### WORK INSTRUCTIONS
Please print the records below word for word.
START AVAILABLE DATA
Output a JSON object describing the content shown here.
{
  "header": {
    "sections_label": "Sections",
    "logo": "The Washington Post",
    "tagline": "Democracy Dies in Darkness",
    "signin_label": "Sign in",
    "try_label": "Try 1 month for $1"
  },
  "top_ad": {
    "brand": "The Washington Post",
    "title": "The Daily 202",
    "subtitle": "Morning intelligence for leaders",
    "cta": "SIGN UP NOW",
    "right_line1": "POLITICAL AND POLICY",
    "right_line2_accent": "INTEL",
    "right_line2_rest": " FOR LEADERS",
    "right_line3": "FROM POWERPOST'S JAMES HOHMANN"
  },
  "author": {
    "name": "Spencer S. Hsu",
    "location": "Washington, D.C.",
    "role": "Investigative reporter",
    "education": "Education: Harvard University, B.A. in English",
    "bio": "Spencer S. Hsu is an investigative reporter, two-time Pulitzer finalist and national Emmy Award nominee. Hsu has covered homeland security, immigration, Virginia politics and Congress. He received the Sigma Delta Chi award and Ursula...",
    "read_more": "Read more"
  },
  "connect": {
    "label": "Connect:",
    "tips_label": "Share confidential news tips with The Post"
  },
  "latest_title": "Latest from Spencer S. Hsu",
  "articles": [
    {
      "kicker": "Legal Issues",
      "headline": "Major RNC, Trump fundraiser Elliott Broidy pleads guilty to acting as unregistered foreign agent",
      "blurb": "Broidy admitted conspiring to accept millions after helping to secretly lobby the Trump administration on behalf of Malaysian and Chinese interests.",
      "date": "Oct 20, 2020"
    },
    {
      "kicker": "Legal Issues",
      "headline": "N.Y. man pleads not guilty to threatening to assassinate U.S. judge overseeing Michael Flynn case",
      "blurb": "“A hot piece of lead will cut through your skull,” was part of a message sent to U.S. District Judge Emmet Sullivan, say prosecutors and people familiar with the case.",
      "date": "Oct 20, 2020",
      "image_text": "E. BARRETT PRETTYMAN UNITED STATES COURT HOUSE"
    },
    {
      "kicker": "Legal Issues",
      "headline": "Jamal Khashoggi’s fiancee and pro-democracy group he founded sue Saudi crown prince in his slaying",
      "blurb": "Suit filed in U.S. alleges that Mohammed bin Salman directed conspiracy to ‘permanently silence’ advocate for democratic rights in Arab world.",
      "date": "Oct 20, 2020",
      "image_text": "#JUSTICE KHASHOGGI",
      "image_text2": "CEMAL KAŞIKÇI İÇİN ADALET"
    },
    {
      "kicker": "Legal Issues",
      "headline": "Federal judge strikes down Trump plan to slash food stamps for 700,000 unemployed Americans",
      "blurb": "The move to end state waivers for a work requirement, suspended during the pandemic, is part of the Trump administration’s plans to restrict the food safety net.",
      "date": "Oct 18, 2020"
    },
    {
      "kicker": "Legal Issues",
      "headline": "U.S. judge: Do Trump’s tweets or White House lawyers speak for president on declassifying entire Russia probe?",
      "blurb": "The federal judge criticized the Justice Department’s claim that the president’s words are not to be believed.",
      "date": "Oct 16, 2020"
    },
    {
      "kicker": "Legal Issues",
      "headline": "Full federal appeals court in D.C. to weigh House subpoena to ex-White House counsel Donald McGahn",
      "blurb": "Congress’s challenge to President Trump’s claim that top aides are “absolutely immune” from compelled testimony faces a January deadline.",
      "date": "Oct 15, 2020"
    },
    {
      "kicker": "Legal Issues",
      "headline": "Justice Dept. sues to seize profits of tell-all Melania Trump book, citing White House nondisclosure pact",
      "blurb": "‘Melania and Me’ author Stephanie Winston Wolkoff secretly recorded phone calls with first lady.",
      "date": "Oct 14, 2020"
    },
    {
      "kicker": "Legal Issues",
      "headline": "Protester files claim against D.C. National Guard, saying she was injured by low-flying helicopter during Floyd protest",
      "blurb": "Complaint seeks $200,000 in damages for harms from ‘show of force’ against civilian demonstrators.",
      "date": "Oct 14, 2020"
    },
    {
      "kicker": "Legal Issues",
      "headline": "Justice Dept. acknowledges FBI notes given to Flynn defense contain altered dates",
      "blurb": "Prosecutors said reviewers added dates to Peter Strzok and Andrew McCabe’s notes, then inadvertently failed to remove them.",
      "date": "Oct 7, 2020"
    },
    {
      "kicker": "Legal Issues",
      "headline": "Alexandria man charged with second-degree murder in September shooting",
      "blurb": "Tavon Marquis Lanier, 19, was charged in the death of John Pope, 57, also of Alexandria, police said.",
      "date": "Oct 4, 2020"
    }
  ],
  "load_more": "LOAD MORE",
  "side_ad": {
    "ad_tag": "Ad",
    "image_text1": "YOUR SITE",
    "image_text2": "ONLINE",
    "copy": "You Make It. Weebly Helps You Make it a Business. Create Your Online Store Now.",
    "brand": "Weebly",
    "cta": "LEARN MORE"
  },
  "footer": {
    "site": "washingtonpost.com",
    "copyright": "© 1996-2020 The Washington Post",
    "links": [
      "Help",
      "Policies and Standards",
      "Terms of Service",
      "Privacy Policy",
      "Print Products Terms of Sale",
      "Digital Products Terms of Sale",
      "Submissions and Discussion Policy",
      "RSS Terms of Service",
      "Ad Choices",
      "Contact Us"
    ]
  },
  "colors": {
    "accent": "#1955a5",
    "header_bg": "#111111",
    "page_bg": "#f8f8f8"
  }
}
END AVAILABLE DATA
### ANSWER TO THE PROBLEM
Output a JSON object describing the content shown here.
{
  "header": {
    "sections_label": "Sections",
    "logo": "The Washington Post",
    "tagline": "Democracy Dies in Darkness",
    "signin_label": "Sign in",
    "try_label": "Try 1 month for $1"
  },
  "top_ad": {
    "brand": "The Washington Post",
    "title": "The Daily 202",
    "subtitle": "Morning intelligence for leaders",
    "cta": "SIGN UP NOW",
    "right_line1": "POLITICAL AND POLICY",
    "right_line2_accent": "INTEL",
    "right_line2_rest": " FOR LEADERS",
    "right_line3": "FROM POWERPOST'S JAMES HOHMANN"
  },
  "author": {
    "name": "Spencer S. Hsu",
    "location": "Washington, D.C.",
    "role": "Investigative reporter",
    "education": "Education: Harvard University, B.A. in English",
    "bio": "Spencer S. Hsu is an investigative reporter, two-time Pulitzer finalist and national Emmy Award nominee. Hsu has covered homeland security, immigration, Virginia politics and Congress. He received the Sigma Delta Chi award and Ursula...",
    "read_more": "Read more"
  },
  "connect": {
    "label": "Connect:",
    "tips_label": "Share confidential news tips with The Post"
  },
  "latest_title": "Latest from Spencer S. Hsu",
  "articles": [
    {
      "kicker": "Legal Issues",
      "headline": "Major RNC, Trump fundraiser Elliott Broidy pleads guilty to acting as unregistered foreign agent",
      "blurb": "Broidy admitted conspiring to accept millions after helping to secretly lobby the Trump administration on behalf of Malaysian and Chinese interests.",
      "date": "Oct 20, 2020"
    },
    {
      "kicker": "Legal Issues",
      "headline": "N.Y. man pleads not guilty to threatening to assassinate U.S. judge overseeing Michael Flynn case",
      "blurb": "“A hot piece of lead will cut through your skull,” was part of a message sent to U.S. District Judge Emmet Sullivan, say prosecutors and people familiar with the case.",
      "date": "Oct 20, 2020",
      "image_text": "E. BARRETT PRETTYMAN UNITED STATES COURT HOUSE"
    },
    {
      "kicker": "Legal Issues",
      "headline": "Jamal Khashoggi’s fiancee and pro-democracy group he founded sue Saudi crown prince in his slaying",
      "blurb": "Suit filed in U.S. alleges that Mohammed bin Salman directed conspiracy to ‘permanently silence’ advocate for democratic rights in Arab world.",
      "date": "Oct 20, 2020",
      "image_text": "#JUSTICE KHASHOGGI",
      "image_text2": "CEMAL KAŞIKÇI İÇİN ADALET"
    },
    {
      "kicker": "Legal Issues",
      "headline": "Federal judge strikes down Trump plan to slash food stamps for 700,000 unemployed Americans",
      "blurb": "The move to end state waivers for a work requirement, suspended during the pandemic, is part of the Trump administration’s plans to restrict the food safety net.",
      "date": "Oct 18, 2020"
    },
    {
      "kicker": "Legal Issues",
      "headline": "U.S. judge: Do Trump’s tweets or White House lawyers speak for president on declassifying entire Russia probe?",
      "blurb": "The federal judge criticized the Justice Department’s claim that the president’s words are not to be believed.",
      "date": "Oct 16, 2020"
    },
    {
      "kicker": "Legal Issues",
      "headline": "Full federal appeals court in D.C. to weigh House subpoena to ex-White House counsel Donald McGahn",
      "blurb": "Congress’s challenge to President Trump’s claim that top aides are “absolutely immune” from compelled testimony faces a January deadline.",
      "date": "Oct 15, 2020"
    },
    {
      "kicker": "Legal Issues",
      "headline": "Justice Dept. sues to seize profits of tell-all Melania Trump book, citing White House nondisclosure pact",
      "blurb": "‘Melania and Me’ author Stephanie Winston Wolkoff secretly recorded phone calls with first lady.",
      "date": "Oct 14, 2020"
    },
    {
      "kicker": "Legal Issues",
      "headline": "Protester files claim against D.C. National Guard, saying she was injured by low-flying helicopter during Floyd protest",
      "blurb": "Complaint seeks $200,000 in damages for harms from ‘show of force’ against civilian demonstrators.",
      "date": "Oct 14, 2020"
    },
    {
      "kicker": "Legal Issues",
      "headline": "Justice Dept. acknowledges FBI notes given to Flynn defense contain altered dates",
      "blurb": "Prosecutors said reviewers added dates to Peter Strzok and Andrew McCabe’s notes, then inadvertently failed to remove them.",
      "date": "Oct 7, 2020"
    },
    {
      "kicker": "Legal Issues",
      "headline": "Alexandria man charged with second-degree murder in September shooting",
      "blurb": "Tavon Marquis Lanier, 19, was charged in the death of John Pope, 57, also of Alexandria, police said.",
      "date": "Oct 4, 2020"
    }
  ],
  "load_more": "LOAD MORE",
  "side_ad": {
    "ad_tag": "Ad",
    "image_text1": "YOUR SITE",
    "image_text2": "ONLINE",
    "copy": "You Make It. Weebly Helps You Make it a Business. Create Your Online Store Now.",
    "brand": "Weebly",
    "cta": "LEARN MORE"
  },
  "footer": {
    "site": "washingtonpost.com",
    "copyright": "© 1996-2020 The Washington Post",
    "links": [
      "Help",
      "Policies and Standards",
      "Terms of Service",
      "Privacy Policy",
      "Print Products Terms of Sale",
      "Digital Products Terms of Sale",
      "Submissions and Discussion Policy",
      "RSS Terms of Service",
      "Ad Choices",
      "Contact Us"
    ]
  },
  "colors": {
    "accent": "#1955a5",
    "header_bg": "#111111",
    "page_bg": "#f8f8f8"
  }
}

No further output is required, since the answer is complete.